Use limited time tiers instead of limited quantity tiers. The latter really doesn’t move early birds unless they feel there’s enough buzz around your game that someone might take it from them. If it's based on time, then that’s not a factor. Remember, number of pledgers > amount they send.
To demo or not to demo; this is one question to which I don’t have a definitive answer yet. However, seeing that I didn’t have any backers asking where they can play it, I feel that it was the right call to not have it on the main campaign page. The demo did not move much traffic into the campaign, however it has attracted a small stream of players to my discord. I’m really curious to see what the long-term effects of this will be.
The campaign has come and gone, and it’s goal failed. What happens next?
Well for starters, Puppet Master will continue development. The failed Kickstarter does mean that I’ve gone back to working full time at a studio, so the game will be developed slower and will be smaller than what I had hoped. It was a tough pill to swallow, but it’s ok. It will allow me to do a leaner release, hopefully adding more features if the game does well enough. My plan is to release on Q1 2021, though that might change depending on what the world situation looks like from here to then. I’ve learned from my mistakes and set up a steam page early. I’m also much more active on discord and twitter, focusing my attention there (come say hi!). I’m adding some features to the game with the sole purpose of making it easier to market (for example, the ability to name your secret society):
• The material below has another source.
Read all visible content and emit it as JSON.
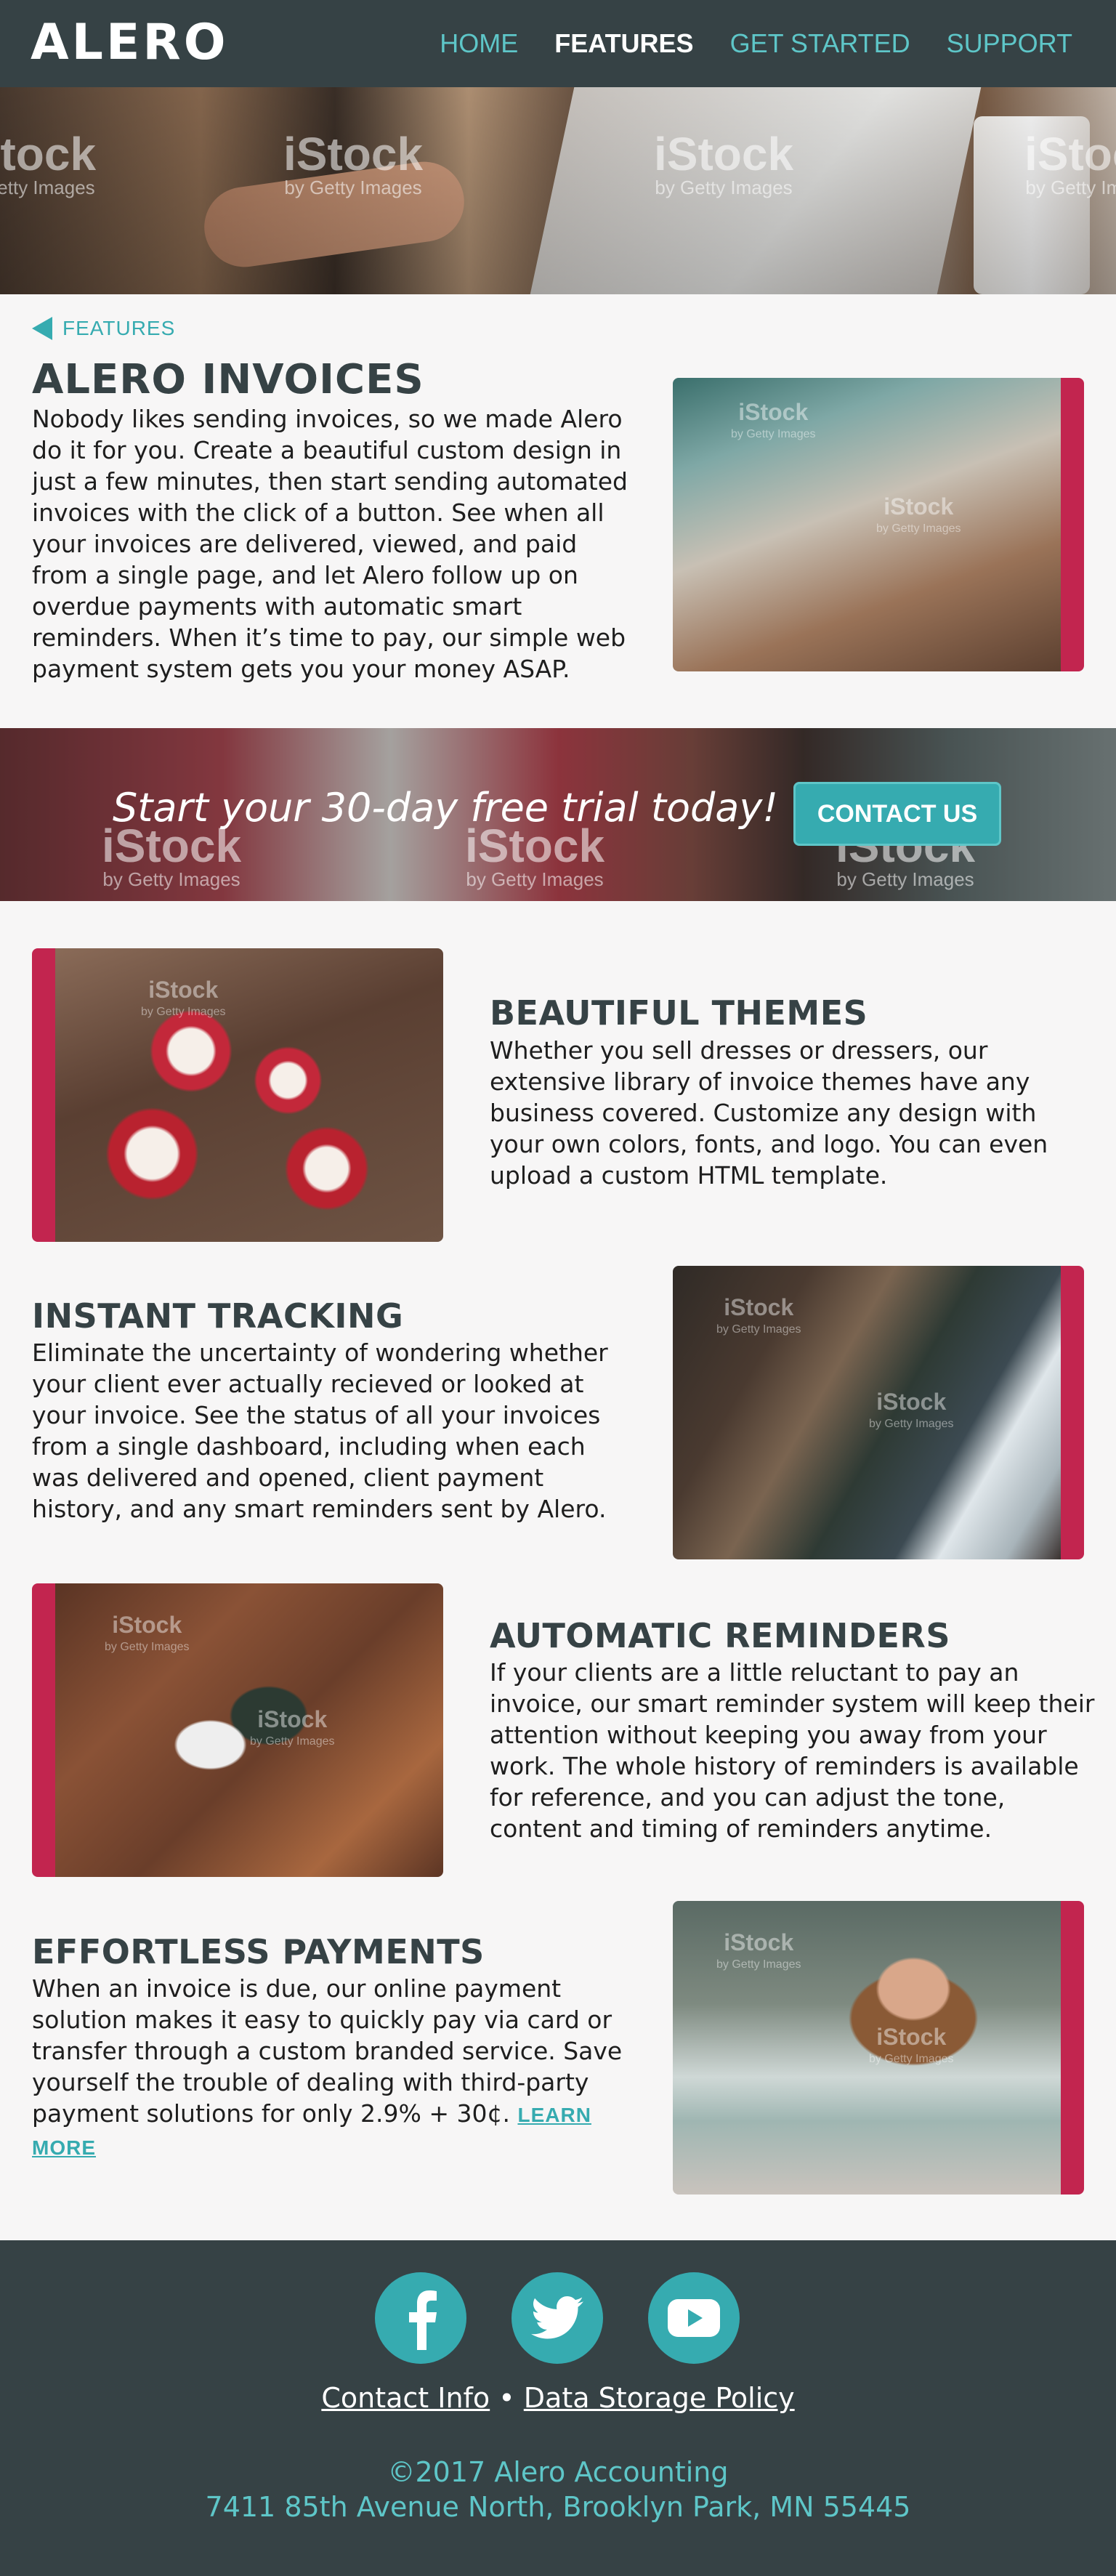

...and in general I’m devoting much more time to marketing, right now about 1/3 of my time each day goes to interacting with social media and the community at large. I’ve become more consistent with my devlog emails, even when there is little “visible” progress to show. There are still a few things I haven’t solved yet. The lack of art continues to haunt me. I’m trying to shift the emphasis into gameplay, sending out ciphers for the community on my devlogs (sign up here :P ), and I’m going to soon begin a “rolling alpha”.
I Instead of having one set alpha test for my game, I’ll send out bi-weekly builds that contain a sliver of the game (a single region with the latest mechanics/fixes) and a single question for the testers. My hope is this will be able to keep my burgeoning community active and interested for the many months that are left in development.
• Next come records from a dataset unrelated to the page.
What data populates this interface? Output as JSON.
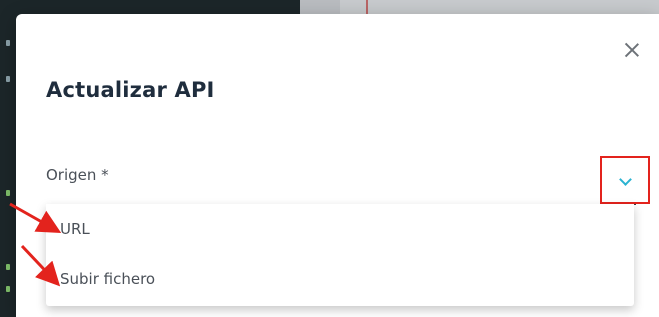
{
  "dialog": {
    "title": "Actualizar API",
    "close_icon": "close-icon"
  },
  "field": {
    "label": "Origen *",
    "chevron_icon": "chevron-down-icon"
  },
  "dropdown": {
    "options": [
      "URL",
      "Subir fichero"
    ]
  },
  "colors": {
    "accent": "#2bb3d1",
    "annotation": "#e3231d",
    "text": "#1f2d3d"
  }
}
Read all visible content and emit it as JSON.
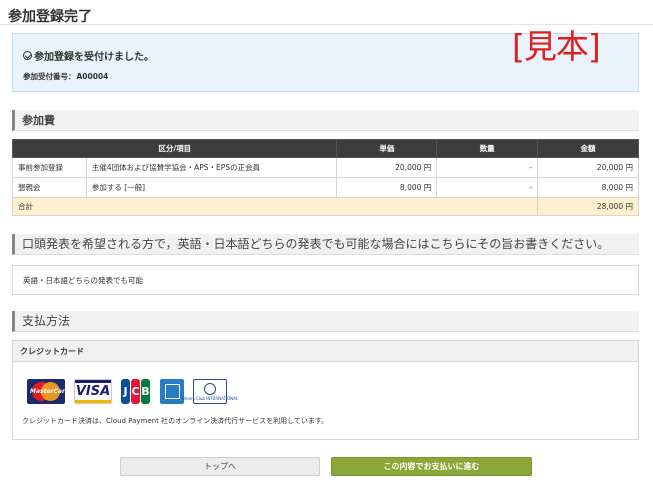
{
  "page": {
    "title": "参加登録完了"
  },
  "notice": {
    "message": "参加登録を受付けました。",
    "number_label": "参加受付番号：",
    "number_value": "A00004",
    "stamp": "[見本]"
  },
  "fee_section": {
    "title": "参加費",
    "columns": [
      "区分/項目",
      "単価",
      "数量",
      "金額"
    ],
    "rows": [
      {
        "category": "事前参加登録",
        "item": "主催4団体および協賛学協会・APS・EPSの正会員",
        "unit_price": "20,000 円",
        "quantity": "-",
        "amount": "20,000 円"
      },
      {
        "category": "懇親会",
        "item": "参加する [一般]",
        "unit_price": "8,000 円",
        "quantity": "-",
        "amount": "8,000 円"
      }
    ],
    "total": {
      "label": "合計",
      "amount": "28,000 円"
    }
  },
  "oral_section": {
    "title": "口頭発表を希望される方で，英語・日本語どちらの発表でも可能な場合にはこちらにその旨お書きください。",
    "value": "英語・日本語どちらの発表でも可能"
  },
  "payment_section": {
    "title": "支払方法",
    "method": "クレジットカード",
    "cards": [
      {
        "icon": "mastercard-icon",
        "text": "MasterCard"
      },
      {
        "icon": "visa-icon",
        "text": "VISA"
      },
      {
        "icon": "jcb-icon",
        "text": "JCB"
      },
      {
        "icon": "amex-icon",
        "text": ""
      },
      {
        "icon": "diners-icon",
        "text": "Diners Club INTERNATIONAL"
      }
    ],
    "note": "クレジットカード決済は、Cloud Payment 社のオンライン決済代行サービスを利用しています。"
  },
  "buttons": {
    "top": "トップへ",
    "pay": "この内容でお支払いに進む"
  },
  "colors": {
    "header_dark": "#3d3d3d",
    "total_bg": "#fdf0cf",
    "pay_button": "#8aa838",
    "stamp": "#e02020"
  }
}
The other big question is, when is the game good enough? I know that it can’t be as complex as I had hoped for before KS; I simply don’t the time/money to handle that scope. Deciding what to change, what to leave out for a future expansion and what to cut completely is a daily battle; sometimes pretty bittersweet. Slowly and steadily the game will shape up to its new incarnation, and in the meantime I’ll keep trucking along. I mean, at the end of the day, you can’t really keep the Illuminati down ;)
Will I make another Kickstarter? Honestly I don’t know. With the effort it took and the state of things these days, I’d rather be cautious and wait until a time when I feel it has a good chance of success. In the meantime, if you have any thoughts or feedback on the campaign or the game itself, I’d love to hear them! You can find me through discord or twitter; I’m always happy to chat :D
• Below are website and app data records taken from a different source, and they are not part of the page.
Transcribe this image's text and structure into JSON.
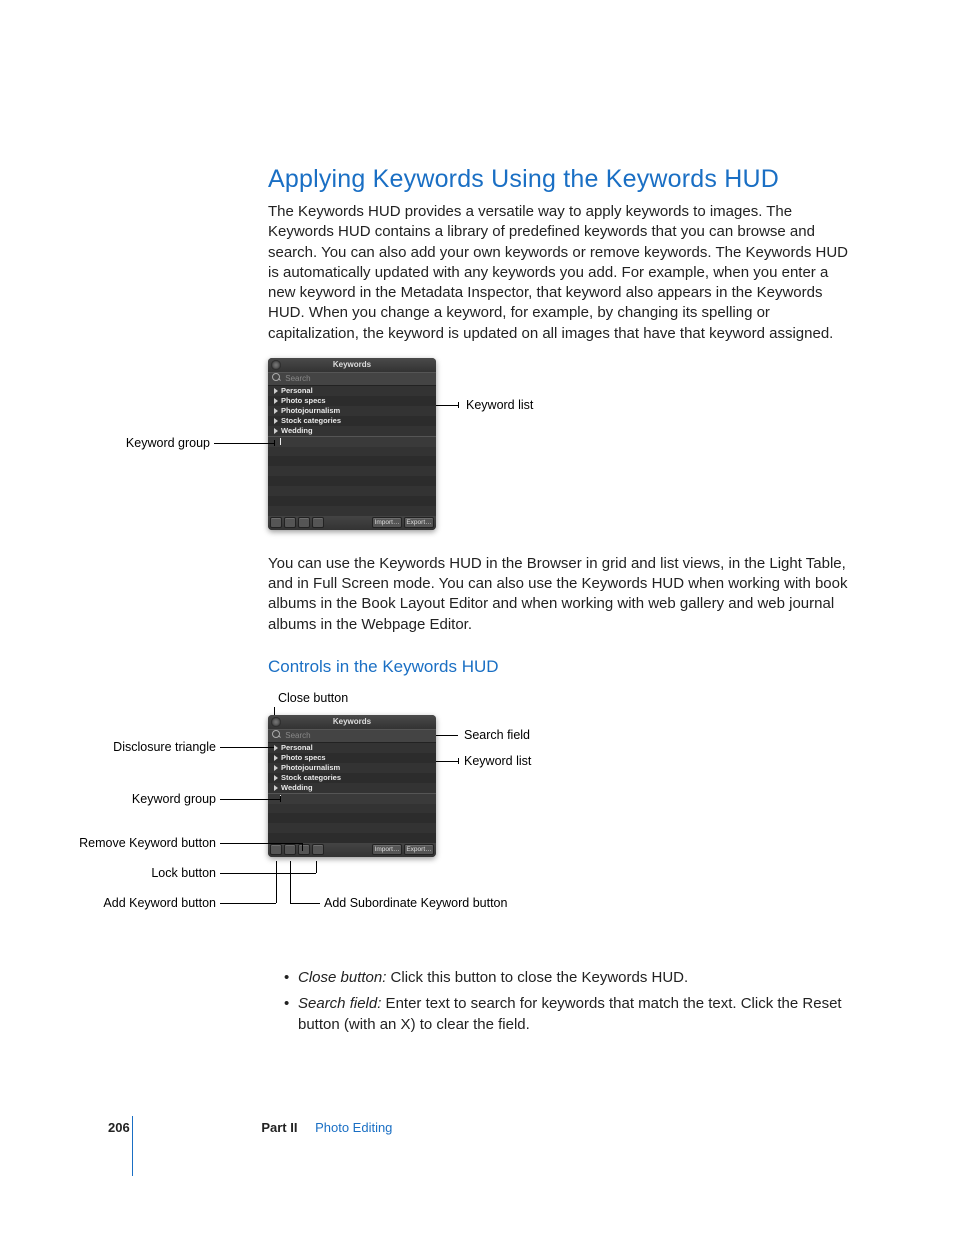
{
  "title": "Applying Keywords Using the Keywords HUD",
  "para1": "The Keywords HUD provides a versatile way to apply keywords to images. The Keywords HUD contains a library of predefined keywords that you can browse and search. You can also add your own keywords or remove keywords. The Keywords HUD is automatically updated with any keywords you add. For example, when you enter a new keyword in the Metadata Inspector, that keyword also appears in the Keywords HUD. When you change a keyword, for example, by changing its spelling or capitalization, the keyword is updated on all images that have that keyword assigned.",
  "para2": "You can use the Keywords HUD in the Browser in grid and list views, in the Light Table, and in Full Screen mode. You can also use the Keywords HUD when working with book albums in the Book Layout Editor and when working with web gallery and web journal albums in the Webpage Editor.",
  "section2_title": "Controls in the Keywords HUD",
  "hud": {
    "title": "Keywords",
    "search_placeholder": "Search",
    "items": [
      "Personal",
      "Photo specs",
      "Photojournalism",
      "Stock categories",
      "Wedding"
    ],
    "import_label": "Import…",
    "export_label": "Export…"
  },
  "callouts1": {
    "keyword_list": "Keyword list",
    "keyword_group": "Keyword group"
  },
  "callouts2": {
    "close_button": "Close button",
    "search_field": "Search field",
    "disclosure_triangle": "Disclosure triangle",
    "keyword_list": "Keyword list",
    "keyword_group": "Keyword group",
    "remove_keyword": "Remove Keyword button",
    "lock_button": "Lock button",
    "add_keyword": "Add Keyword button",
    "add_subordinate": "Add Subordinate Keyword button"
  },
  "bullets": [
    {
      "term": "Close button:",
      "desc": "  Click this button to close the Keywords HUD."
    },
    {
      "term": "Search field:",
      "desc": "  Enter text to search for keywords that match the text. Click the Reset button (with an X) to clear the field."
    }
  ],
  "footer": {
    "page": "206",
    "part_label": "Part II",
    "part_name": "Photo Editing"
  }
}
I want to end this post by thanking and giving a high five to everyone that made this campaign even remotely possible either by helping with editing, assets and proofreading or by providing moral support. I also want to give a big thanks to all the backers who supported the project. Its honestly because of your encouragement that the project is still going forward. Thank you.